Caring for others most often changes “Life as we know it” and involves putting our life on hold.
Have you ever had one of those weeks like you just haven’t gotten anything accomplished? That “life happens” and you have to put everything else on hold? Maybe you or someone in your family comes down with the flu, or friends or family come to visit or whatever – and it seems you must hit the pause button on your remote of your own life, work and play.
How about a year like that? 12 months of dealing with the unexpected.
I’ve watched a dear friend and business partner of mine over the past year go through this over and over due to family crisis and progressive occurrences of life. To me, she is SUPERWOMAN and yet even still, she has felt the strain, the wear and tear of family dynamics.
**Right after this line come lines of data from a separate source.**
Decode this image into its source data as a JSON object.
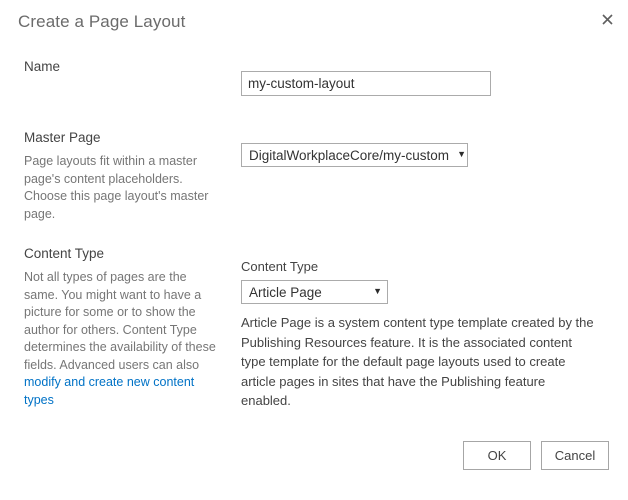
{
  "dialog": {
    "title": "Create a Page Layout",
    "close_icon": "close-icon",
    "close_glyph": "✕"
  },
  "fields": {
    "name": {
      "title": "Name",
      "value": "my-custom-layout",
      "placeholder": ""
    },
    "master_page": {
      "title": "Master Page",
      "description": "Page layouts fit within a master page's content placeholders. Choose this page layout's master page.",
      "selected": "DigitalWorkplaceCore/my-custom",
      "caret": "▼"
    },
    "content_type": {
      "title": "Content Type",
      "description_part1": "Not all types of pages are the same. You might want to have a picture for some or to show the author for others. Content Type determines the availability of these fields. Advanced users can also ",
      "link_text": "modify and create new content types",
      "sub_label": "Content Type",
      "selected": "Article Page",
      "caret": "▼",
      "selected_description": "Article Page is a system content type template created by the Publishing Resources feature. It is the associated content type template for the default page layouts used to create article pages in sites that have the Publishing feature enabled."
    }
  },
  "footer": {
    "ok_label": "OK",
    "cancel_label": "Cancel"
  },
  "colors": {
    "link": "#0072c6",
    "title_text": "#6b6b6b",
    "body_text": "#444444",
    "muted_text": "#767676",
    "border": "#ababab",
    "background": "#ffffff"
  }
}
First, she was dealing with a step-mom diagnosed with a brain tumor and then cancer. Secondly, her brother-in-law dies suddenly with a heart attach at 58 while he was visiting his mom who was having surgery and she has to fly to two different regions of the US to have two funerals. Thirdly, her little baby pup who she had raised for over fifteen years comes down with congestive heart failure (I didn’t know animals got that) and dies. And yesterday she buried her step-mom who passed away.
How does one cope with these kinds of calamities and the unexpected? How does one continue to work and or/ run their business, their household, their day-to-day obligations?
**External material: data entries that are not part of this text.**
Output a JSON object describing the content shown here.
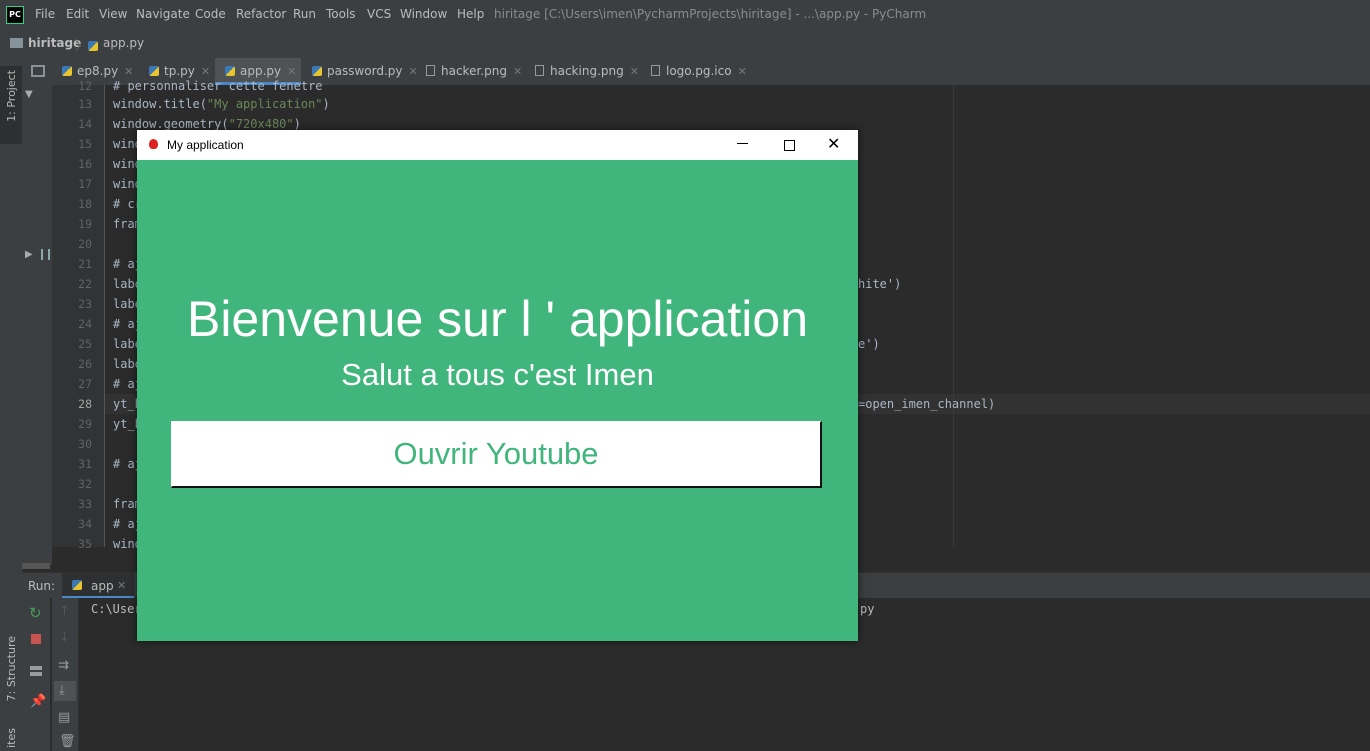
{
  "ide": {
    "logo": "PC",
    "menu": [
      "File",
      "Edit",
      "View",
      "Navigate",
      "Code",
      "Refactor",
      "Run",
      "Tools",
      "VCS",
      "Window",
      "Help"
    ],
    "window_title": "hiritage [C:\\Users\\imen\\PycharmProjects\\hiritage] - ...\\app.py - PyCharm",
    "breadcrumb": [
      "hiritage",
      "app.py"
    ],
    "left_tools": [
      "1: Project",
      "7: Structure",
      "ites"
    ],
    "tabs": [
      "ep8.py",
      "tp.py",
      "app.py",
      "password.py",
      "hacker.png",
      "hacking.png",
      "logo.pg.ico"
    ],
    "active_tab": "app.py"
  },
  "editor": {
    "line_numbers": [
      "12",
      "13",
      "14",
      "15",
      "16",
      "17",
      "18",
      "19",
      "20",
      "21",
      "22",
      "23",
      "24",
      "25",
      "26",
      "27",
      "28",
      "29",
      "30",
      "31",
      "32",
      "33",
      "34",
      "35"
    ],
    "lines": {
      "l12": "# personnaliser cette fenetre",
      "l13_a": "window.title(",
      "l13_b": "\"My application\"",
      "l13_c": ")",
      "l14_a": "window.geometry(",
      "l14_b": "\"720x480\"",
      "l14_c": ")",
      "l15": "wind",
      "l16": "wind",
      "l17": "wind",
      "l18": "# cr",
      "l19": "fram",
      "l21": "# aj",
      "l22": "labe",
      "l23": "labe",
      "l24": "# aj",
      "l25": "labe",
      "l26": "labe",
      "l27": "# aj",
      "l28": "yt_b",
      "l29": "yt_b",
      "l31": "# aj",
      "l33": "fram",
      "l34": "# aj",
      "l35": "wind"
    },
    "tails": {
      "t22": "hite')",
      "t25": "e')",
      "t28": "=open_imen_channel)"
    }
  },
  "run_panel": {
    "label": "Run:",
    "tab": "app",
    "console_start": "C:\\User",
    "console_end": "py"
  },
  "tk_window": {
    "title": "My application",
    "background": "#41b67c",
    "heading": "Bienvenue sur l ' application",
    "subheading": "Salut a tous c'est Imen",
    "button_label": "Ouvrir Youtube",
    "button_text_color": "#41b67c"
  }
}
It’s difficult to say the least. You pray that your partners, your employers, your family will all be understanding and empathetic and allow you time to help others, to grieve yourself and to take time off to just get through it.
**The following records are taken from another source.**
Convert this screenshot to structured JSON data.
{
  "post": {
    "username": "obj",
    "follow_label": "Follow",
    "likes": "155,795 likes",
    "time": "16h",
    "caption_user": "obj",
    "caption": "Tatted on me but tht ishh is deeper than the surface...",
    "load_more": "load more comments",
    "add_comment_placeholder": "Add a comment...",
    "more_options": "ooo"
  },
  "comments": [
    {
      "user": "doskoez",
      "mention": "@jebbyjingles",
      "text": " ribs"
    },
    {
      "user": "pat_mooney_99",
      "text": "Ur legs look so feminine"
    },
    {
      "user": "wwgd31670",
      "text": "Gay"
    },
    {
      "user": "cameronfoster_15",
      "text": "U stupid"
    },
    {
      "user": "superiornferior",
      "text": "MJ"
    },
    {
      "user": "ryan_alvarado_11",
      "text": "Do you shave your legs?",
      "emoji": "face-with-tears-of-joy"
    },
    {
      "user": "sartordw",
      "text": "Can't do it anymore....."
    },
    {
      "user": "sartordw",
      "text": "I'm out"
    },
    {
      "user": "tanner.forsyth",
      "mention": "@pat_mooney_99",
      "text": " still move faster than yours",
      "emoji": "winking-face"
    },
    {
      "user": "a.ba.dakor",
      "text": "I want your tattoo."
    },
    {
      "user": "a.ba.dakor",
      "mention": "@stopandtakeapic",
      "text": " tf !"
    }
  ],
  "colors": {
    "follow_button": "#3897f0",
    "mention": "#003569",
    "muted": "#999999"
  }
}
These days we hear a lot about flex time where employers are starting to allow their employees to work part-time or full-time at home due to rising gas prices and the current economic situation – but are employers considering family crisis and caregiving into the equation?
I know that my friend Sue has been blessed to be a business owner and has been afforded the opportunity to take the time off needed to deal with these situations. Even then it can take its toll on you. Even to someone who has written two books on caregiving and aging and how to deal with difficult situations and grief. Even the experts find themselves in crisis and have to walk through the difficulties and remain some kind of sanity.
When I was in life safety sales (fire alarm sales and design) we talked a lot about being prepared. Having a plan of action and even an escape route in case of emergency, in case of a fire. But what kind of road-map are we putting together for unexpected occurrences in life?
The question is not if we are going to have to deal with situations such as these, it’s simply a matter of when. The more proactive we are in setting up an emergency plan the better we will be able to cope.
Is it even realistic to think we can prepare ourselves for these types of things or is it something we must deal with as it comes.